Memorial Day originally began with little fanfare after the Civil War when many areas began paying tribute to the more than 600,000 fallen soldiers. Initially, it was known as Decoration Day. Women of the South began a tradition of placing flowers on the graves of their fallen. In 1868, not long after these impromptu tributes, General John Logan proclaimed the 30th of May to be the day of commemoration.
General Logan served in the Mexican-American War and was a general in the Union Army. In addition to being a state senator, US Congressman and US Senator, he was the head of an organization for Union Civil War veterans. His efforts to commemorate fallen soldiers lead many to believe his movement makes him the most prominent figure in Memorial Day being recognized as an official holiday.
Northern states quickly picked up the tradition, and by 1890 all were paying tribute to their fallen on May 30th. However, the Southern states held their honors on different days.

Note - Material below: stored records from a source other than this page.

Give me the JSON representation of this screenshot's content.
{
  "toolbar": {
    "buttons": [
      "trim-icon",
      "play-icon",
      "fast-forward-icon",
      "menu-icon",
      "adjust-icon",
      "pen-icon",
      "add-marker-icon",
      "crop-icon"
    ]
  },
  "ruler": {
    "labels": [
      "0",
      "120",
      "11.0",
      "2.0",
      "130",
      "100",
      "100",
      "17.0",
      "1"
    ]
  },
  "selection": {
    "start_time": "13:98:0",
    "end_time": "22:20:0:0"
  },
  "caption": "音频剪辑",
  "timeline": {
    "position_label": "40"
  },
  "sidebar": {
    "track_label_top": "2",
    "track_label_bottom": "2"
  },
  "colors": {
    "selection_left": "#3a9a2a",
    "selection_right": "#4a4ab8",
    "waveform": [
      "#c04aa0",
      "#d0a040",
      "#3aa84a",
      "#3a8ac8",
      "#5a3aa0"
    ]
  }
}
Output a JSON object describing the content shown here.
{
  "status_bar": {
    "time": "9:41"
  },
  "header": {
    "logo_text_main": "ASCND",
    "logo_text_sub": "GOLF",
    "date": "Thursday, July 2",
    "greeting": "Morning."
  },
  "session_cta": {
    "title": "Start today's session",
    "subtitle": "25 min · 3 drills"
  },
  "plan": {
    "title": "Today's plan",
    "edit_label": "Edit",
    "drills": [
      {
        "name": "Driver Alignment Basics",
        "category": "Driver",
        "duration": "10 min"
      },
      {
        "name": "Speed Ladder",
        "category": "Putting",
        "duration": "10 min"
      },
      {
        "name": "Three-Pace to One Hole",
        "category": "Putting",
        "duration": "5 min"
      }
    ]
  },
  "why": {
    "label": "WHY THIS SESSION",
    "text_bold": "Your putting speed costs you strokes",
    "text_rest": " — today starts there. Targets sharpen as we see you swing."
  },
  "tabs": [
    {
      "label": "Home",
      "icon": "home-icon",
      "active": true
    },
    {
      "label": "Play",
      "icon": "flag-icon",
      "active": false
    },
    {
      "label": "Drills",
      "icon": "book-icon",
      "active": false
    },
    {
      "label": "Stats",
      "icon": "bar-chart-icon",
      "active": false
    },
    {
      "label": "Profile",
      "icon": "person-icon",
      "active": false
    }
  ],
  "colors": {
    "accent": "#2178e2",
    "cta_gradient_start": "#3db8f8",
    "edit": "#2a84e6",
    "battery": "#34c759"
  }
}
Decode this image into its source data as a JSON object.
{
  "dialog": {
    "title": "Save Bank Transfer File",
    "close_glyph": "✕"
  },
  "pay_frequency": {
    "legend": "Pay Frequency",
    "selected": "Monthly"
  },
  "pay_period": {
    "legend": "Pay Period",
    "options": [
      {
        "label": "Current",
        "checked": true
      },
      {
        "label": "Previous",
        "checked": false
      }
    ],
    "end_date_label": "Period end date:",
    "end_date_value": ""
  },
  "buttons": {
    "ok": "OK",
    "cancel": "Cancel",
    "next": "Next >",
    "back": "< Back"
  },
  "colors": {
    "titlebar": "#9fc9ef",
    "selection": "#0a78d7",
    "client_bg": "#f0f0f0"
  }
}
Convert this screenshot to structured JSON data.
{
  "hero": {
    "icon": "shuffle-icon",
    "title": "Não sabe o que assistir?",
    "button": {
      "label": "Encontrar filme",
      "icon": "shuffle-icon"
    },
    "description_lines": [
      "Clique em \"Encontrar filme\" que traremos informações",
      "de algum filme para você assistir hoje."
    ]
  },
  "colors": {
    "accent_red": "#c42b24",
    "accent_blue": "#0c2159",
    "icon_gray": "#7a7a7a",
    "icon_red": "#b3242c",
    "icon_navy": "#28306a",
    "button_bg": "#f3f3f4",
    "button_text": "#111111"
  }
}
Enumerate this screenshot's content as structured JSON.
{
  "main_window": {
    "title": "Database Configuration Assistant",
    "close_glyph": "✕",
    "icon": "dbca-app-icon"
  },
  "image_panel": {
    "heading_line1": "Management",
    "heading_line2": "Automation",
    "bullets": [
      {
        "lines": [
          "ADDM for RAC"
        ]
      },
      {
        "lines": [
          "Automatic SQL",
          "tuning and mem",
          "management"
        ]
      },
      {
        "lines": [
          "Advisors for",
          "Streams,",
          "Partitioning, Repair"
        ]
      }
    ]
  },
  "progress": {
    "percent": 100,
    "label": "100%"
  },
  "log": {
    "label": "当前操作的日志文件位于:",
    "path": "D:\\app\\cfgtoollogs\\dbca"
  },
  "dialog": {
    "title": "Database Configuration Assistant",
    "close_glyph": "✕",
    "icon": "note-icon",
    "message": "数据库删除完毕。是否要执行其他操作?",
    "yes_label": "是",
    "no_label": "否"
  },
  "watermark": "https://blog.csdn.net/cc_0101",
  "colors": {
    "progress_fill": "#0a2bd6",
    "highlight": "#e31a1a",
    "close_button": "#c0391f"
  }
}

Congress enacted the Uniform Monday Holiday Act in 1968, making Memorial Day the last Monday in May in order to allow for a three-day weekend. The act went into effect in 1971, and Memorial Day was declared a federal holiday. It is now celebrated nationwide on the last Monday in May.